However, Douglas says, building trust in seafood supply chains is paramount, given that nearly one-third of the world’s seafood catch is considered illegal, unreported, and unregulated. “But Alaska has an advantage at the most difficult point in the value chain: the first mile,” he says. “How it capitalizes on that with technologies like blockchain will be critical in order for its fishers to be identified, the qualities of seafood verified, and for the hard-working men and women of the industry be rewarded by the market,” he says.
In addition to being a Fishcoin partner, Northline Seafoods has used a blockchain-based solution called Wholechain. Last year, the company used the technology to trace 1 million pounds of Alaska sockeye salmon, according to Wholechain. The platform helped Northline Seafoods differentiate the unique quality attributes of its products in the marketplace.

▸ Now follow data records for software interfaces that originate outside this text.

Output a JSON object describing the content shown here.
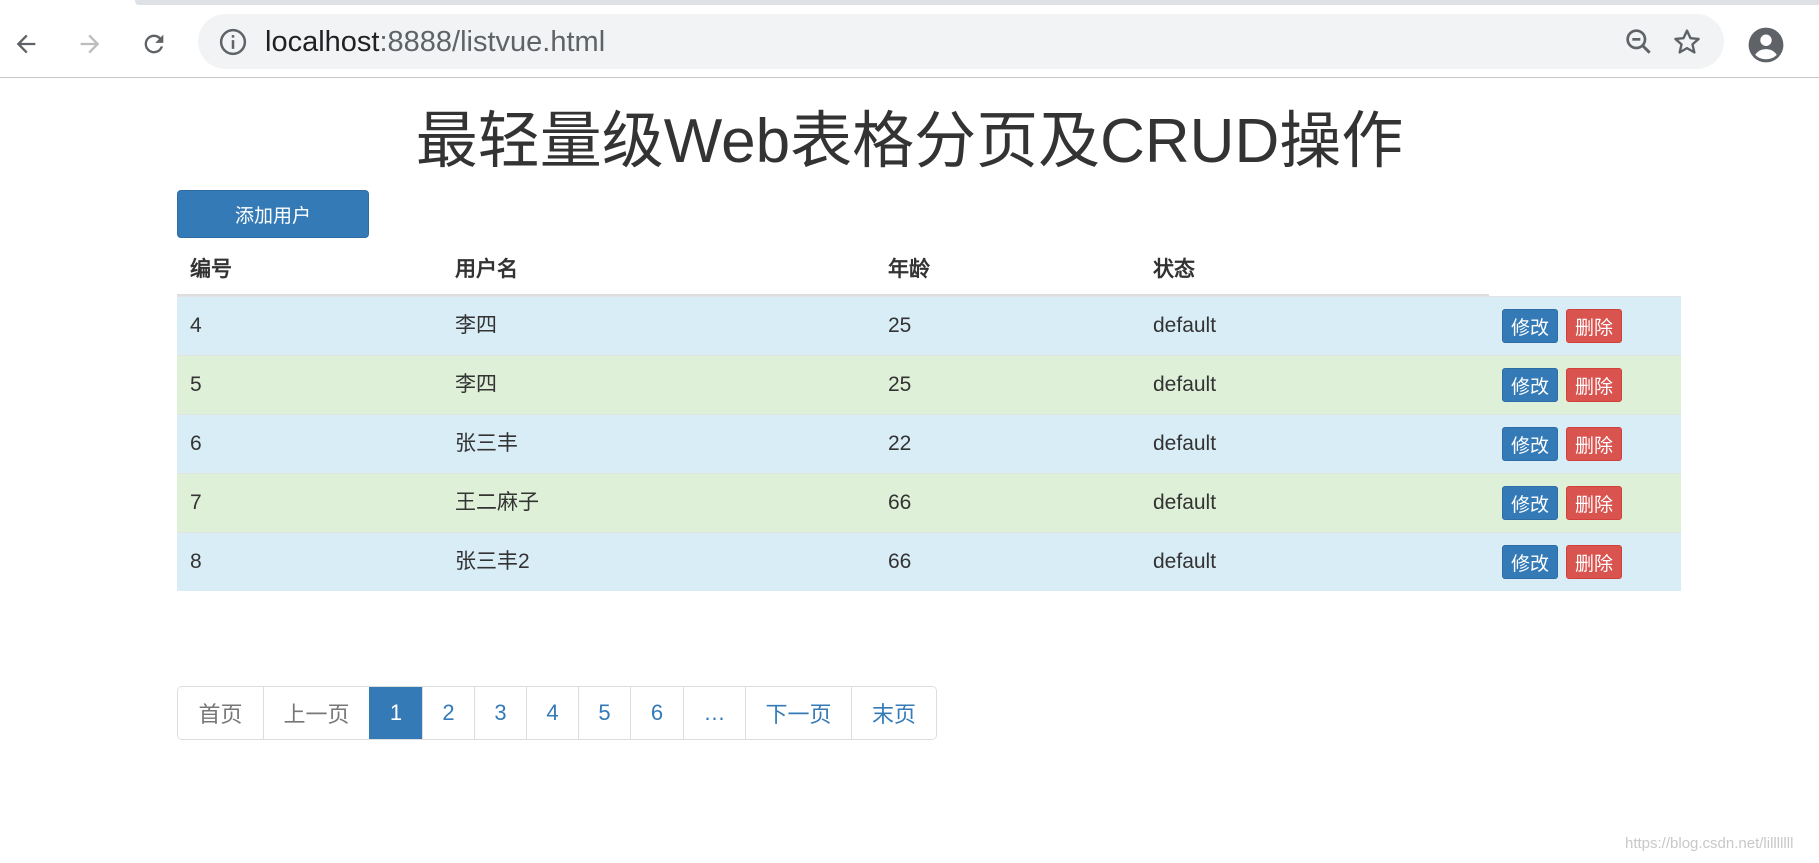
{
  "browser": {
    "url_host": "localhost",
    "url_rest": ":8888/listvue.html",
    "icons": [
      "back-arrow-icon",
      "forward-arrow-icon",
      "reload-icon",
      "info-icon",
      "zoom-out-icon",
      "star-icon",
      "account-icon"
    ]
  },
  "page": {
    "title": "最轻量级Web表格分页及CRUD操作",
    "add_button": "添加用户"
  },
  "table": {
    "headers": [
      "编号",
      "用户名",
      "年龄",
      "状态"
    ],
    "edit_label": "修改",
    "delete_label": "删除",
    "rows": [
      {
        "id": "4",
        "name": "李四",
        "age": "25",
        "status": "default"
      },
      {
        "id": "5",
        "name": "李四",
        "age": "25",
        "status": "default"
      },
      {
        "id": "6",
        "name": "张三丰",
        "age": "22",
        "status": "default"
      },
      {
        "id": "7",
        "name": "王二麻子",
        "age": "66",
        "status": "default"
      },
      {
        "id": "8",
        "name": "张三丰2",
        "age": "66",
        "status": "default"
      }
    ]
  },
  "pagination": {
    "first": "首页",
    "prev": "上一页",
    "pages": [
      "1",
      "2",
      "3",
      "4",
      "5",
      "6"
    ],
    "active_page": "1",
    "ellipsis": "…",
    "next": "下一页",
    "last": "末页"
  },
  "watermark": "https://blog.csdn.net/lilllllll",
  "colors": {
    "primary": "#337ab7",
    "danger": "#d9534f",
    "row_info": "#d9edf7",
    "row_success": "#dff0d8"
  }
}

Wholechain aims to benefit everyone in the supply chain, including producers, processors and distributors, brands, retailers, and other stakeholders. It provides an unchanging record of transactions along the supply chain from producer to seller. By using and sharing traceability data, the participants can enhance their own product insights and become vital links for traceable goods. And despite the complexities of Wholechain’s technical components, it offers companies like Northline Seafoods a user-friendly interface for tracing products from their source to their destination.

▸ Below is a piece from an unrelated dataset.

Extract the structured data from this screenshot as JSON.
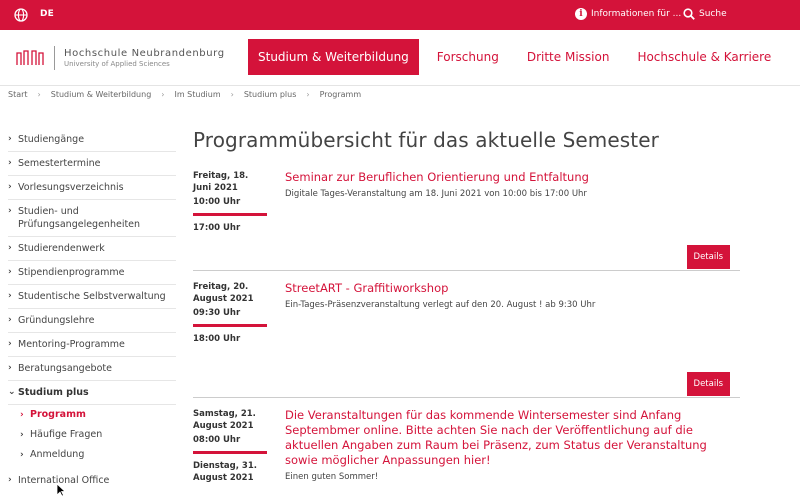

Enhancing Blockchain Adoption
Although different industries are increasingly interested in adapting to blockchain technology, there are obstacles that make the process difficult. The technical intricacies and operational overhead involved in creating, configuring, and operating a blockchain, along with maintaining its infrastructure, can act as a barrier. However, some major tech companies are offering a solution: blockchain-as-a-service (BaaS). Amazon Managed Blockchain, for instance, enables users to easily create and manage scalable blockchain networks using open source frameworks. Microsoft makes BaaS available through Azure, and IBM offers it through the Bluemix cloud platform.
With BaaS, the external service provider sets up all the necessary blockchain technology and infrastructure for a fee. Once the technology has been created, the provider continues to handle the complicated back-end operations. BaaS allows organizations to capitalize on cloud-based solutions to build, host, and operate their own blockchain apps and related functions on the blockchain while the cloud-based service provider keeps everything properly running.
At this stage of blockchain’s evolution, Kratochvil says he is excited to see the big names investing in advancing this technology and developing new and innovative uses for blockchain. “This is all still very new, and demand for knowledgeable blockchain developers is intense,” he says. “Large academic institutions and universities are pretty much all offering comprehensive blockchain education programs, and many of the transformational advances in blockchain will come as soon as some of the existing pilot projects are seen to be effective.”
Continuing, he says: “I look forward to the time, which I don’t believe to be too far off, when blockchain will be improving people’s health and increasing their safety. Saving consumers money, increasing people’s quality of life, and providing transparency into the supply chain are also going to be some of the greatest benefits of blockchain adoption, in my opinion.”